In 1860, the Institute, which had experience of running a Reformatory School in North East Yorkshire, was invited to run the proposed new Reformatory School at Upton, County Cork, which became the first Rosminian Community established in Ireland. Upton Reformatory operated for 29 years and closed in 1889, to reopen five days later as Danesfort Industrial School, certified for the reception of 300 boys.
The Community had a separate refectory and kitchen in the main house. The Rosminian Community residence was located in the main building. All of the buildings and land still in possession of the Rosminians was transferred to the State in 2002, apart from a small holding of land unsuitable for farming south of the river Suir.
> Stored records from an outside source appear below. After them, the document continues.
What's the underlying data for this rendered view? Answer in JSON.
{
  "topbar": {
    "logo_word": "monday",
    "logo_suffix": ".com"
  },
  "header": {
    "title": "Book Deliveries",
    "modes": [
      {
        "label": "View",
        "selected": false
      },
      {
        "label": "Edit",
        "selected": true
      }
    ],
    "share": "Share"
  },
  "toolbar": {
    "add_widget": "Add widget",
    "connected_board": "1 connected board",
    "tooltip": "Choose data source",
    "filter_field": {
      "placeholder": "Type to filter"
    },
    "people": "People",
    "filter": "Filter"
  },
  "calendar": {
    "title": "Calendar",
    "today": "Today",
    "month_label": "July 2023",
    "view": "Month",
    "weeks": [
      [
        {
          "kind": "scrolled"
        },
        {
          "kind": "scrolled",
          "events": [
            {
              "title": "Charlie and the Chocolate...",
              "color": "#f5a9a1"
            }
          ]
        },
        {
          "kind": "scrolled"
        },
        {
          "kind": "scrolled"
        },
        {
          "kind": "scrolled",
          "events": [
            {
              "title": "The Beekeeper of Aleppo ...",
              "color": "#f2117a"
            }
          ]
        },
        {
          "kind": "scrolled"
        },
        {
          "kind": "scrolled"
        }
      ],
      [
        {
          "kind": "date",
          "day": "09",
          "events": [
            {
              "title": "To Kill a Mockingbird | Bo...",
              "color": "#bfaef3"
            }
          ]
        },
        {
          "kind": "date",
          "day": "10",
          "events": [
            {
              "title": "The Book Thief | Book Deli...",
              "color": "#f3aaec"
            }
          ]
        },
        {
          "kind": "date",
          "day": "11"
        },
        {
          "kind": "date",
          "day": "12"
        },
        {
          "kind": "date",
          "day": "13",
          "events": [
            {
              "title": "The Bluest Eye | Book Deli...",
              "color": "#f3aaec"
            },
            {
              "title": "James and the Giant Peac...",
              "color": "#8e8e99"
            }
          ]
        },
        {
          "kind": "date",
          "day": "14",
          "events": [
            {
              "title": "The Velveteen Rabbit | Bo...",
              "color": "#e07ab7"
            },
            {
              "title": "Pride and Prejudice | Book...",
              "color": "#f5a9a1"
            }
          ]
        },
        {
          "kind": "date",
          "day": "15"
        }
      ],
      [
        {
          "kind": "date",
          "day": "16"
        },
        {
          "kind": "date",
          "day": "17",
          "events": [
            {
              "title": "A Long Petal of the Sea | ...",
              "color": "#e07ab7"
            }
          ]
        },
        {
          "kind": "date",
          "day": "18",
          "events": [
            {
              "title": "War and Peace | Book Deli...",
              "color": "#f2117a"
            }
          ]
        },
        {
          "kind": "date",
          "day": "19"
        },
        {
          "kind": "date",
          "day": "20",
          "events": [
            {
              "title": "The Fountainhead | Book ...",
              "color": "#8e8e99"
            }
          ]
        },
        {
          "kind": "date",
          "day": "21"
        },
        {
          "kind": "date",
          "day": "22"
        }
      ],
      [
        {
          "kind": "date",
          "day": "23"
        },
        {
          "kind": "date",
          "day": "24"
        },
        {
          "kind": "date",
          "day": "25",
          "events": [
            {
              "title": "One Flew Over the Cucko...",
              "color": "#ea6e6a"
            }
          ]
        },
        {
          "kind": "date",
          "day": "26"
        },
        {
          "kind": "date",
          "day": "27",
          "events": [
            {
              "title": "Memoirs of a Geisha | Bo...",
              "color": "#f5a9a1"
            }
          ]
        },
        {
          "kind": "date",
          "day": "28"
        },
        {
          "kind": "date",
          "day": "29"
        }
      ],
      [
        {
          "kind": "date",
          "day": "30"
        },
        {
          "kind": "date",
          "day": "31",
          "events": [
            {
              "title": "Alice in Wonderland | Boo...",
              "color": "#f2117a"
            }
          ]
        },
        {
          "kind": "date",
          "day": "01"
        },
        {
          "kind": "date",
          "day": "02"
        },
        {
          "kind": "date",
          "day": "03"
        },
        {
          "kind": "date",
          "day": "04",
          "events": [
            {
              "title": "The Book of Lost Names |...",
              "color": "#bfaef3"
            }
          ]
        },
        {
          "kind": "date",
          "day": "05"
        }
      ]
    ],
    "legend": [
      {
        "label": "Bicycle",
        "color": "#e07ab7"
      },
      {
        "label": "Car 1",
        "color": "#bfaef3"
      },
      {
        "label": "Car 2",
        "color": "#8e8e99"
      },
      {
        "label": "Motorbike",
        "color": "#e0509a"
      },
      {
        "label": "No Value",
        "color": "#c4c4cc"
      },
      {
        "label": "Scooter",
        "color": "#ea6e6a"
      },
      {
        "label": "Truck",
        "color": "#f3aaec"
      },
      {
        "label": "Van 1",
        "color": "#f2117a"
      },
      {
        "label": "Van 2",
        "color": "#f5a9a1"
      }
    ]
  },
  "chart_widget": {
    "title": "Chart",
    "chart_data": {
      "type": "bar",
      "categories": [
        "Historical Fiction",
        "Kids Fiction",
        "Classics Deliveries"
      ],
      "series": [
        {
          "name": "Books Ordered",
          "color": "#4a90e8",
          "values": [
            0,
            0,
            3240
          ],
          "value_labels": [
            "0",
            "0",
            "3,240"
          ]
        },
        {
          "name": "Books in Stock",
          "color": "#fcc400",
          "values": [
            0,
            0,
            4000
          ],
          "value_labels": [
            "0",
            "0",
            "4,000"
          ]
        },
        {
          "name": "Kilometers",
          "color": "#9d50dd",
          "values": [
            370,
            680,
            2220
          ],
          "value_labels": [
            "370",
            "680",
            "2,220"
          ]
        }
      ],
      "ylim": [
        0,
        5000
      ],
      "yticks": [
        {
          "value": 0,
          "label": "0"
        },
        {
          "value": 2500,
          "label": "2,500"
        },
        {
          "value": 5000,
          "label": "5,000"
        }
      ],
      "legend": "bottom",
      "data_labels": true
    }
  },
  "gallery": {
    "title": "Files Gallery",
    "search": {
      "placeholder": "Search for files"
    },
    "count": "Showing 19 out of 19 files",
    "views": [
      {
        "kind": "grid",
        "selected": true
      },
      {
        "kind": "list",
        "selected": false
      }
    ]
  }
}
The Rosminian Community in Ferryhouse generally consisted of 10 members of the Order, both priests and Brothers. All of the members of the Community lived in the School, and each had different responsibilities. The Resident Manager and the Prefects ran the School, and the Prefects had the most direct contact with the boys. However, other Brothers and priests had responsibilities with the boys to a lesser degree.
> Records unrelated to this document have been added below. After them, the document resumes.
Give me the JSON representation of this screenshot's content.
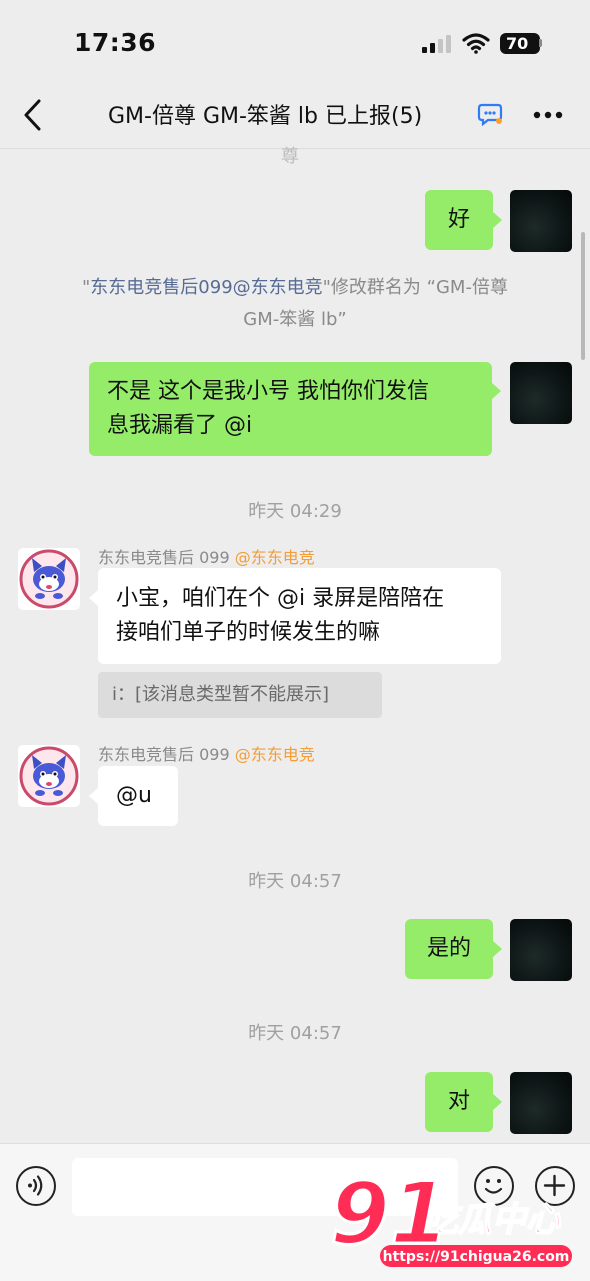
{
  "status_bar": {
    "time": "17:36",
    "battery": "70"
  },
  "header": {
    "back_icon": "chevron-left-icon",
    "title": "GM-倍尊 GM-笨酱 lb 已上报(5)",
    "more_icon": "more-icon"
  },
  "chat": {
    "top_cut_text": "尊",
    "msg1": {
      "text": "好"
    },
    "rename_notice": {
      "prefix": "\"",
      "user": "东东电竞售后099@东东电竞",
      "suffix": "\"修改群名为 “GM-倍尊",
      "line2": "GM-笨酱  lb”"
    },
    "msg2": {
      "line1": "不是 这个是我小号 我怕你们发信",
      "line2": "息我漏看了 @i"
    },
    "time1": "昨天 04:29",
    "msg3": {
      "sender": "东东电竞售后 099",
      "sender_tag": "@东东电竞",
      "line1": "小宝，咱们在个 @i 录屏是陪陪在",
      "line2": "接咱们单子的时候发生的嘛",
      "quote": "i：[该消息类型暂不能展示]"
    },
    "msg4": {
      "sender": "东东电竞售后 099",
      "sender_tag": "@东东电竞",
      "text": "@u"
    },
    "time2": "昨天 04:57",
    "msg5": {
      "text": "是的"
    },
    "time3": "昨天 04:57",
    "msg6": {
      "text": "对"
    }
  },
  "watermark": {
    "number": "91",
    "name": "吃瓜中心",
    "url": "https://91chigua26.com"
  },
  "colors": {
    "bubble_me": "#95ec69",
    "bubble_other": "#ffffff",
    "link": "#576b95",
    "tag": "#f29d38",
    "watermark": "#ff2d55"
  }
}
Many witnesses described being physically punished in circumstances that they considered being excessive, unfair and capricious. Although a few spoke of being punished by the Resident Manager, or by other members of the Rosminian Community, almost all focused on punishments inflicted by the Prefects, who were in charge of the boys.
As discussed above, the Lord Mayor’s criticisms in January 1965 led to an inspection by the Department’s Inspector, Mr McDevitt on 4th and 5th March 1965. The Mayor had not made any criticism of the food, but Mr McDevitt investigated that matter and uncovered a problem with the kitchen and the diet. The source of the problem, as he saw it, lay with the ‘neurotic’ Brother who was in charge of the kitchen. When questioned about the food by Mr McDevitt, this Brother replied that the ‘diet was highly satisfactory except that the milk and cake rations were inadequate’. He was also questioned about supplying margarine rather than butter to the boys, and his reply was that margarine was more nutritious. Mr McDevitt summed up this Brother as the ‘problem child of the community and as the likely original source of the complaints made to the Minister’. When he mentioned this Brother to other members of the Rosminian Community, they replied ‘with either a smile or an expression of sympathy for his nervous condition’. Yet this Brother was in charge of supplying the daily nutritional requirements for all the boys.
Fr Stefano was appointed Resident Manager of Ferryhouse in the mid-1970s, and he remained in that post until the early 1990s when he was appointed Provost Provincial of the Rosminian Community in Ireland. Prior to his appointment as Resident Manager, Fr Stefano had previously worked in Ferryhouse in the early 1960s and again in the late 1960s and early 1970s. He also had worked as a volunteer in Ferryhouse.